Jeremiah 13:11 (NASB)
11 For as the waistband clings to the waist of a man, so I made the whole household of Israel and the whole household of Judah cling to Me,’ declares the Lord, ‘that they might be for Me a people, for renown, for praise and for glory; but they did not listen.’
One of the symbolic acts that the Lord asks Jeremiah to perform to demonstrate a message to Judah is to buy a linen waistband, wear it and then go hide it near the Euphrates in the crevice of a rock. After some time passes God sends Jeremiah back to retrieve the waistband which has by that time become rotten and worthless.
How does a waistband become worthless? It loses its ability to cling, to wrap itself around God’s middle. Some versions actually translate waistband as loin cloth. If you go to the commentaries there is much discussion as to whether or not a waistband represented an overgarment (like an apron worn over the priestly garments or an undergarment literally next to the skin). Was it meant to represent an ornament or intimacy? I think there is certainly a case for both.
Either way in verse 11 God says, “I made the whole household of Israel and the whole household of Judah to cling to Me.” God made us to cling to Him. This is our purpose. Everything in our culture tells us the opposite. The world practically screams that we need to be independent, self-sufficient and overachieving. To cling to anyone or anything, to DEPEND on anyone or anything is considered weak and even wrong.
But God says it brings Him praise and glory when we cling to Him. Whether the waistband is a loin cloth worn next to the skin or an apron worn as an outer garment, they both figuratively represent garments worn around the most intimate parts of God. Personally, I think this goes back to Jeremiah 9:23 – 24 and the importance of knowing God. Not knowing about God, but having a deep, intimate connection with Him that bears fruit.
God was crying out to Judah, as He does to me (us), “Cling to Me, Know Me.” Judah’s painful reply to God was consistently refusal and rebellion.

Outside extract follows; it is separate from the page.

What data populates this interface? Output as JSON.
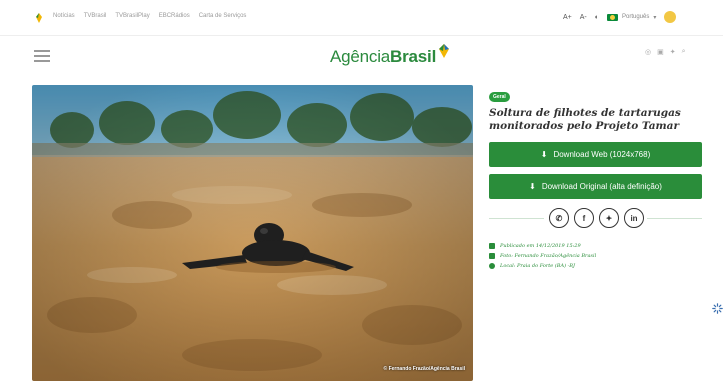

In this same passage, because Judah refused to cling to God, God calls them worthless (see verse 7). They were not fulfilling their purpose, they were not glorifying God by their dependency on Him. Our purpose is to cling to God, depend on Him and then according to verse 11, we will be a people “for renown, for praise and for glory”. We bring glory to God not by all our strength and independence and self-sufficiency – Judah had plenty of those things – we bring glory to God by clinging to Him.
“Father, may we bring glory to You by surrendering our plans and agendas to You and walking in dependence on You, clinging to You as if our lives depend on it.”